-- Work request --
Look through the records that follow. Copy every line containing the word "icon".

· · · ·

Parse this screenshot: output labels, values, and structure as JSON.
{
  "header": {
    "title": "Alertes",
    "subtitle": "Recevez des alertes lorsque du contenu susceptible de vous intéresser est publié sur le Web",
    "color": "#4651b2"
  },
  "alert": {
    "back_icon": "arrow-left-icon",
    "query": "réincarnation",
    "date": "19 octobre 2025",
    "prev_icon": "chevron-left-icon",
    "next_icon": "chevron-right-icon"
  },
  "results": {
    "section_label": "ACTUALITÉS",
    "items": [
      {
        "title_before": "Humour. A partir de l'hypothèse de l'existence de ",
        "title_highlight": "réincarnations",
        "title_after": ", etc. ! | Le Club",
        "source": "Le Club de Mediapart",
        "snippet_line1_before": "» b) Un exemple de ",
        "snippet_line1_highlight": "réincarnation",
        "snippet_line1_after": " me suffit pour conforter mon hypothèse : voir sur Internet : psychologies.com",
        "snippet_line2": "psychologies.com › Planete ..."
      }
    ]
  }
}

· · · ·

-- Solution for this task --
    "back_icon": "arrow-left-icon",
    "prev_icon": "chevron-left-icon",
    "next_icon": "chevron-right-icon"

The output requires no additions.